**EXERCISE OBJECTIVE**
The lines below, beginning at the one that contains "Decode this image" and ending at the last, are to be retyped exactly.

====== DATASET EXTRACT ======

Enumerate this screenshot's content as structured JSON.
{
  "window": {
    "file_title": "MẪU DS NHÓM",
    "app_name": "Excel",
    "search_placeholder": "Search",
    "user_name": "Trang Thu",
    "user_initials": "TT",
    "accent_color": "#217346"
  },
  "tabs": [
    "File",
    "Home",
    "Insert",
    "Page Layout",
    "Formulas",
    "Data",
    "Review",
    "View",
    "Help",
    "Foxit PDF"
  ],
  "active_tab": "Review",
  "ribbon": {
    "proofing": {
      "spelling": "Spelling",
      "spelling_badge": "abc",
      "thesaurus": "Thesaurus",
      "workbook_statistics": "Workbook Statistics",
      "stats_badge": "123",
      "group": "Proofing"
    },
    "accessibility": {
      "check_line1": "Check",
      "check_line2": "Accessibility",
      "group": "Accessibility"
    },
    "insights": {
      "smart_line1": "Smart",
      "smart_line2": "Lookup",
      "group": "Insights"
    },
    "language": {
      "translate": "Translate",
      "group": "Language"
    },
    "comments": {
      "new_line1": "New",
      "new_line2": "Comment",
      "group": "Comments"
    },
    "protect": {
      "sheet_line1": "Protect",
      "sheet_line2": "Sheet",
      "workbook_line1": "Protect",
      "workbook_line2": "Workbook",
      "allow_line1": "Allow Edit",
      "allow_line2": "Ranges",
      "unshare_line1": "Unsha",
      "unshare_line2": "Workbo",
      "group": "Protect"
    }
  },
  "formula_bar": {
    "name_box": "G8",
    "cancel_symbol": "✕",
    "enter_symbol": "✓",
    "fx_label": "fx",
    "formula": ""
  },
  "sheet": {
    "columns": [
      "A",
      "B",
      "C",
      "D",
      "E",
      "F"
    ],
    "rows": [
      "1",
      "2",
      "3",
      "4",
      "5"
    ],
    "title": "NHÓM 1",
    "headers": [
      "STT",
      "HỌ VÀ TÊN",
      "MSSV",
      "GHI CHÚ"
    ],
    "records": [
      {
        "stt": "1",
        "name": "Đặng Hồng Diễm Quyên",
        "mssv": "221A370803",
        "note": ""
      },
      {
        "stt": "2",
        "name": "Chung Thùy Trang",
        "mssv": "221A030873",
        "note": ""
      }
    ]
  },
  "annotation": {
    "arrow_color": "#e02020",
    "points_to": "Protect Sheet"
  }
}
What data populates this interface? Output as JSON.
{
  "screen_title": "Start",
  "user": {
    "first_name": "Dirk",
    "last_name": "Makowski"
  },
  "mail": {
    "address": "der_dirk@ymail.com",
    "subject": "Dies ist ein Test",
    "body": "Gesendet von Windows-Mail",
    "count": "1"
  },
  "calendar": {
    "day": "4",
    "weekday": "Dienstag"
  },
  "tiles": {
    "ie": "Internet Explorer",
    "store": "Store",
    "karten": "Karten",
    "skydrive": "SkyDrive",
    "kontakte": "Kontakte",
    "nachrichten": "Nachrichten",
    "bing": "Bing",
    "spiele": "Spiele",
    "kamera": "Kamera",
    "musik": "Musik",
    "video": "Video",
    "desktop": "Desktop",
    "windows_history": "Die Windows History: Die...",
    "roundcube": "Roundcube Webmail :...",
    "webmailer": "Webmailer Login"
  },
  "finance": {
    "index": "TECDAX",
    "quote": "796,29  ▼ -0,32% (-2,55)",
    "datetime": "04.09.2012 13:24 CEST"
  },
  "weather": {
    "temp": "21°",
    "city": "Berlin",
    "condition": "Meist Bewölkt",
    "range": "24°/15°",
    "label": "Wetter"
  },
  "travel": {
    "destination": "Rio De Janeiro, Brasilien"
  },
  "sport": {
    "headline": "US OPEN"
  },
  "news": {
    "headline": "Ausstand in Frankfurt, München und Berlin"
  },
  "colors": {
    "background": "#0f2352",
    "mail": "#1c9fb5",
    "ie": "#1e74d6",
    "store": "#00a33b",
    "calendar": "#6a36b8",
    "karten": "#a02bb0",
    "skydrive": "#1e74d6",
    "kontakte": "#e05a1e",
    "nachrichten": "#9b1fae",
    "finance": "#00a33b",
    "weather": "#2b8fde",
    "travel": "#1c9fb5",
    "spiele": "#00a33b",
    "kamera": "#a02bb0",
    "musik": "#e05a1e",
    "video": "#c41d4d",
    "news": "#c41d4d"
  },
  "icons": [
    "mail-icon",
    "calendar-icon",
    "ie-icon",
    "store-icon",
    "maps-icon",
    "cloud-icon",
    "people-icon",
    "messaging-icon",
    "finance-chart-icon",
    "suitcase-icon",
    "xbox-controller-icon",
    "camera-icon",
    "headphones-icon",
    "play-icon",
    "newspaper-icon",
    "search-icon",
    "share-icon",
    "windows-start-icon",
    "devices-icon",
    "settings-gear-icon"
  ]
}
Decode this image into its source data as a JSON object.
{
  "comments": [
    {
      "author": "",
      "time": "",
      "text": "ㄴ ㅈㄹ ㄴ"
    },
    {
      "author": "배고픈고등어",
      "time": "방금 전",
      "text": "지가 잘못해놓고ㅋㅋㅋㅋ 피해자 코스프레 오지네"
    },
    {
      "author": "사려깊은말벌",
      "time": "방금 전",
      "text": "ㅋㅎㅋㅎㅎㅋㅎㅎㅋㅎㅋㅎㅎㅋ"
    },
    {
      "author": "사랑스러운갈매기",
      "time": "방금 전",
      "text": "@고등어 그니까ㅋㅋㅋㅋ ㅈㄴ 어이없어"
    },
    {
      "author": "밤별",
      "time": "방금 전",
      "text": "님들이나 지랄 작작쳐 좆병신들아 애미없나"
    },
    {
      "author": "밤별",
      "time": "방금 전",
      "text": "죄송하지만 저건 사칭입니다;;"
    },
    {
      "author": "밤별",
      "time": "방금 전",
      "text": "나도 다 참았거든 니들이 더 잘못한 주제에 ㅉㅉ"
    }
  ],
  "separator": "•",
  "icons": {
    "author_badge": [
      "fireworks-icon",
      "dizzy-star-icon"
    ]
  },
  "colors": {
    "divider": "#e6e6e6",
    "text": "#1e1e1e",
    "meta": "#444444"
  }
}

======

**RESPONSE BELOW**
Decode this image into its source data as a JSON object.
{
  "comments": [
    {
      "author": "",
      "time": "",
      "text": "ㄴ ㅈㄹ ㄴ"
    },
    {
      "author": "배고픈고등어",
      "time": "방금 전",
      "text": "지가 잘못해놓고ㅋㅋㅋㅋ 피해자 코스프레 오지네"
    },
    {
      "author": "사려깊은말벌",
      "time": "방금 전",
      "text": "ㅋㅎㅋㅎㅎㅋㅎㅎㅋㅎㅋㅎㅎㅋ"
    },
    {
      "author": "사랑스러운갈매기",
      "time": "방금 전",
      "text": "@고등어 그니까ㅋㅋㅋㅋ ㅈㄴ 어이없어"
    },
    {
      "author": "밤별",
      "time": "방금 전",
      "text": "님들이나 지랄 작작쳐 좆병신들아 애미없나"
    },
    {
      "author": "밤별",
      "time": "방금 전",
      "text": "죄송하지만 저건 사칭입니다;;"
    },
    {
      "author": "밤별",
      "time": "방금 전",
      "text": "나도 다 참았거든 니들이 더 잘못한 주제에 ㅉㅉ"
    }
  ],
  "separator": "•",
  "icons": {
    "author_badge": [
      "fireworks-icon",
      "dizzy-star-icon"
    ]
  },
  "colors": {
    "divider": "#e6e6e6",
    "text": "#1e1e1e",
    "meta": "#444444"
  }
}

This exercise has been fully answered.